═════ Study material
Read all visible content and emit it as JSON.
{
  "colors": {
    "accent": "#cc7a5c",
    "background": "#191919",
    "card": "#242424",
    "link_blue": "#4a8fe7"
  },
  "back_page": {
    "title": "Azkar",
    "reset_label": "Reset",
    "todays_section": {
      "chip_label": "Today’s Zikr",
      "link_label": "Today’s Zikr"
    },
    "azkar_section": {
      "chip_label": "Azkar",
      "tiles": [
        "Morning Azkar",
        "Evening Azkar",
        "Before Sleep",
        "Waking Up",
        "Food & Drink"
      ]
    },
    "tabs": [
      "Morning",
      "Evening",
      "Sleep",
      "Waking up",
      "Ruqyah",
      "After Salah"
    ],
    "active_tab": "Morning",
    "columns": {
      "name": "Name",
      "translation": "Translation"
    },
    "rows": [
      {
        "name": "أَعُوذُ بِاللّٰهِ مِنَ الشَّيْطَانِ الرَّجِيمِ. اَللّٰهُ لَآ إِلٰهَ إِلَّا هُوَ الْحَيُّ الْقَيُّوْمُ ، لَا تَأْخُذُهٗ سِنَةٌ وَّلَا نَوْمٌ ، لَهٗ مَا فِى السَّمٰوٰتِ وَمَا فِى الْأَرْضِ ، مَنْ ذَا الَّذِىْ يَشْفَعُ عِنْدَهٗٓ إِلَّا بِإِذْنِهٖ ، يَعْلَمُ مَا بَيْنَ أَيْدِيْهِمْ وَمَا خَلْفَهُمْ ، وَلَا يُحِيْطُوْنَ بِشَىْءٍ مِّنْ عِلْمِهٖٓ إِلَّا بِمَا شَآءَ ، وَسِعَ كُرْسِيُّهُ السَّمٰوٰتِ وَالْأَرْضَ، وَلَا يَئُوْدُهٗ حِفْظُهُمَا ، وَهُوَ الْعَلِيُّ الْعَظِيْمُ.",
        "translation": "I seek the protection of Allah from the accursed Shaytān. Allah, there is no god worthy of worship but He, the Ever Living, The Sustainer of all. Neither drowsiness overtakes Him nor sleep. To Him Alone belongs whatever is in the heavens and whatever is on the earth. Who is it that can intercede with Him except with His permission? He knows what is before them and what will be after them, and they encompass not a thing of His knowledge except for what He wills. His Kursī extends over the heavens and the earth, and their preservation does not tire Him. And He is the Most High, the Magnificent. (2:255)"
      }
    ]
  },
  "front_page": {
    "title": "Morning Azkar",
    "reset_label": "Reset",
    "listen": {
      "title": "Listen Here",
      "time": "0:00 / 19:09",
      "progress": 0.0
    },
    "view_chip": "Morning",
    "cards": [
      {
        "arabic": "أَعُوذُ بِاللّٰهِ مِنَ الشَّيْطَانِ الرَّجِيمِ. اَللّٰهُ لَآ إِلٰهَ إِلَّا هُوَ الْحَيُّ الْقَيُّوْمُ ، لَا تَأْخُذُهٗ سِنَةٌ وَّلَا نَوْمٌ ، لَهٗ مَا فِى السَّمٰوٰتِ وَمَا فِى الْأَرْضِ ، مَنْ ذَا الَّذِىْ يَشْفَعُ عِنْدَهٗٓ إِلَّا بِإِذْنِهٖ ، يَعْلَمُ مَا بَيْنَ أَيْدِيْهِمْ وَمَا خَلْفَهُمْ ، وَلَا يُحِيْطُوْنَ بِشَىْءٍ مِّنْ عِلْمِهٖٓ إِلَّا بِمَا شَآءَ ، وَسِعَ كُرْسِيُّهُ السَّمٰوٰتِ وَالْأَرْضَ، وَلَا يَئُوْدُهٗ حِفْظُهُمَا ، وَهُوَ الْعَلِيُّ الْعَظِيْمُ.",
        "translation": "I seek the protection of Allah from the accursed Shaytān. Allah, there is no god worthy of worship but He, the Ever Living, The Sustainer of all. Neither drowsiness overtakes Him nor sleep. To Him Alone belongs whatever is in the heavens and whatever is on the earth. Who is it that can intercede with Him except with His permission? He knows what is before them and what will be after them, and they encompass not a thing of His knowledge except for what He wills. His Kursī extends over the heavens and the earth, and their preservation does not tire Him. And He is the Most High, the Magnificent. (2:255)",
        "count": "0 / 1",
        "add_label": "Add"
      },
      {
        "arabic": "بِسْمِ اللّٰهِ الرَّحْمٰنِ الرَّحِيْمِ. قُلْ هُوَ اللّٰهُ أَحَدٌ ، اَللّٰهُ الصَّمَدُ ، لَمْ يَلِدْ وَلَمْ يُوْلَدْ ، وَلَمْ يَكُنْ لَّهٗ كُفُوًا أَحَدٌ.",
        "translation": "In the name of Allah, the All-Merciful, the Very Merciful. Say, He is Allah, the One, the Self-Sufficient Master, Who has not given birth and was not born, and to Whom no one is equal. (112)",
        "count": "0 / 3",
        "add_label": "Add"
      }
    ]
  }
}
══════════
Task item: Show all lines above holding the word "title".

Written solution:
    "title": "Azkar",
    "title": "Morning Azkar",
      "title": "Listen Here",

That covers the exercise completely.